● **Task statement**
Copy out the full set of records. Keep every word the same.

*** Exercise material ***

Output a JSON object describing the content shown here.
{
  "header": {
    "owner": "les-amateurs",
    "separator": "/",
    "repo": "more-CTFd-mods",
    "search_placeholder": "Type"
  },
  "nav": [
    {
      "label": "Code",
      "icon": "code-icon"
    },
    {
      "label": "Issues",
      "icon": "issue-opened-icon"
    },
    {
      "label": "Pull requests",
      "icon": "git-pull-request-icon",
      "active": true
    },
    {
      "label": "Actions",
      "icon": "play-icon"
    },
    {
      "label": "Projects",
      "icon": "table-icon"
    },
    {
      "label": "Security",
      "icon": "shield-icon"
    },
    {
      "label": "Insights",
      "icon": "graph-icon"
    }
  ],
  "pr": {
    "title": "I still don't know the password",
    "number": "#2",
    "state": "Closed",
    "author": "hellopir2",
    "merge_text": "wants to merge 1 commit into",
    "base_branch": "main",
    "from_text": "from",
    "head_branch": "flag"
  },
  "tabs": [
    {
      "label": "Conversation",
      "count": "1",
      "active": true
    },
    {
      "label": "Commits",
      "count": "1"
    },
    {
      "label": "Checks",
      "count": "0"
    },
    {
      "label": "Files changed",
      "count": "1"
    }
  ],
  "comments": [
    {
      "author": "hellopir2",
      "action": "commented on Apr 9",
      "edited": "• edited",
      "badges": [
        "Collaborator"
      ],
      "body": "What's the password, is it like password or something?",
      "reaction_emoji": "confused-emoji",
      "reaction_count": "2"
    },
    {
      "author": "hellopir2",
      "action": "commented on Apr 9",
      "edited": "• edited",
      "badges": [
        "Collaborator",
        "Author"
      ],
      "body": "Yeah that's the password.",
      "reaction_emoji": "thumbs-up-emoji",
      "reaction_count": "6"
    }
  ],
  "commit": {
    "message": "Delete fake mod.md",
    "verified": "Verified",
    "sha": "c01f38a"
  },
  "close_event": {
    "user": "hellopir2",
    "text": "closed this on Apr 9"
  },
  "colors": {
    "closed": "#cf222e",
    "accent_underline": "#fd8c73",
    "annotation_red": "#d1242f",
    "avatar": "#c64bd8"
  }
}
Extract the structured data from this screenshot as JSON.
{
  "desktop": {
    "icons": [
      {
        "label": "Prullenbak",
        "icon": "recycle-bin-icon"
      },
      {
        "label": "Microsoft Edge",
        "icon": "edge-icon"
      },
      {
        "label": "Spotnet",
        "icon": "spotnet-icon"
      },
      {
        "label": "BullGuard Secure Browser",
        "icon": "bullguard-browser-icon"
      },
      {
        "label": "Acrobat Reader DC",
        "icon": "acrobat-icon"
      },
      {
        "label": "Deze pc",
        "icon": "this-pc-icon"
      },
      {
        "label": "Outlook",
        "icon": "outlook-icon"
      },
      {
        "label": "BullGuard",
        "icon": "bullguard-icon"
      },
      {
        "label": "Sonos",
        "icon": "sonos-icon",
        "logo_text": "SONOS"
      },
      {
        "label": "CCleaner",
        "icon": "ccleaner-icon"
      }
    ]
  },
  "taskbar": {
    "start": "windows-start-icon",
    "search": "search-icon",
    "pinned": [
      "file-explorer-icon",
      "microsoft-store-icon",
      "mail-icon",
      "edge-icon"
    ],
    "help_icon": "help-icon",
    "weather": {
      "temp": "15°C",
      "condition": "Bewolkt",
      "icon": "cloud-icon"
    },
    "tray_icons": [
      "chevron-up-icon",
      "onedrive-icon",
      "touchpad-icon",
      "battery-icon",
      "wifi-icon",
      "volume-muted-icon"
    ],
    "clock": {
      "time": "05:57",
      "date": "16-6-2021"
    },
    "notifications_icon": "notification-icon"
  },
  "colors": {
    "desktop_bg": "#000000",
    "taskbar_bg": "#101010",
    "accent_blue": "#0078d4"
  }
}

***

● **Exercise output**
Output a JSON object describing the content shown here.
{
  "header": {
    "owner": "les-amateurs",
    "separator": "/",
    "repo": "more-CTFd-mods",
    "search_placeholder": "Type"
  },
  "nav": [
    {
      "label": "Code",
      "icon": "code-icon"
    },
    {
      "label": "Issues",
      "icon": "issue-opened-icon"
    },
    {
      "label": "Pull requests",
      "icon": "git-pull-request-icon",
      "active": true
    },
    {
      "label": "Actions",
      "icon": "play-icon"
    },
    {
      "label": "Projects",
      "icon": "table-icon"
    },
    {
      "label": "Security",
      "icon": "shield-icon"
    },
    {
      "label": "Insights",
      "icon": "graph-icon"
    }
  ],
  "pr": {
    "title": "I still don't know the password",
    "number": "#2",
    "state": "Closed",
    "author": "hellopir2",
    "merge_text": "wants to merge 1 commit into",
    "base_branch": "main",
    "from_text": "from",
    "head_branch": "flag"
  },
  "tabs": [
    {
      "label": "Conversation",
      "count": "1",
      "active": true
    },
    {
      "label": "Commits",
      "count": "1"
    },
    {
      "label": "Checks",
      "count": "0"
    },
    {
      "label": "Files changed",
      "count": "1"
    }
  ],
  "comments": [
    {
      "author": "hellopir2",
      "action": "commented on Apr 9",
      "edited": "• edited",
      "badges": [
        "Collaborator"
      ],
      "body": "What's the password, is it like password or something?",
      "reaction_emoji": "confused-emoji",
      "reaction_count": "2"
    },
    {
      "author": "hellopir2",
      "action": "commented on Apr 9",
      "edited": "• edited",
      "badges": [
        "Collaborator",
        "Author"
      ],
      "body": "Yeah that's the password.",
      "reaction_emoji": "thumbs-up-emoji",
      "reaction_count": "6"
    }
  ],
  "commit": {
    "message": "Delete fake mod.md",
    "verified": "Verified",
    "sha": "c01f38a"
  },
  "close_event": {
    "user": "hellopir2",
    "text": "closed this on Apr 9"
  },
  "colors": {
    "closed": "#cf222e",
    "accent_underline": "#fd8c73",
    "annotation_red": "#d1242f",
    "avatar": "#c64bd8"
  }
}
Extract the structured data from this screenshot as JSON.
{
  "desktop": {
    "icons": [
      {
        "label": "Prullenbak",
        "icon": "recycle-bin-icon"
      },
      {
        "label": "Microsoft Edge",
        "icon": "edge-icon"
      },
      {
        "label": "Spotnet",
        "icon": "spotnet-icon"
      },
      {
        "label": "BullGuard Secure Browser",
        "icon": "bullguard-browser-icon"
      },
      {
        "label": "Acrobat Reader DC",
        "icon": "acrobat-icon"
      },
      {
        "label": "Deze pc",
        "icon": "this-pc-icon"
      },
      {
        "label": "Outlook",
        "icon": "outlook-icon"
      },
      {
        "label": "BullGuard",
        "icon": "bullguard-icon"
      },
      {
        "label": "Sonos",
        "icon": "sonos-icon",
        "logo_text": "SONOS"
      },
      {
        "label": "CCleaner",
        "icon": "ccleaner-icon"
      }
    ]
  },
  "taskbar": {
    "start": "windows-start-icon",
    "search": "search-icon",
    "pinned": [
      "file-explorer-icon",
      "microsoft-store-icon",
      "mail-icon",
      "edge-icon"
    ],
    "help_icon": "help-icon",
    "weather": {
      "temp": "15°C",
      "condition": "Bewolkt",
      "icon": "cloud-icon"
    },
    "tray_icons": [
      "chevron-up-icon",
      "onedrive-icon",
      "touchpad-icon",
      "battery-icon",
      "wifi-icon",
      "volume-muted-icon"
    ],
    "clock": {
      "time": "05:57",
      "date": "16-6-2021"
    },
    "notifications_icon": "notification-icon"
  },
  "colors": {
    "desktop_bg": "#000000",
    "taskbar_bg": "#101010",
    "accent_blue": "#0078d4"
  }
}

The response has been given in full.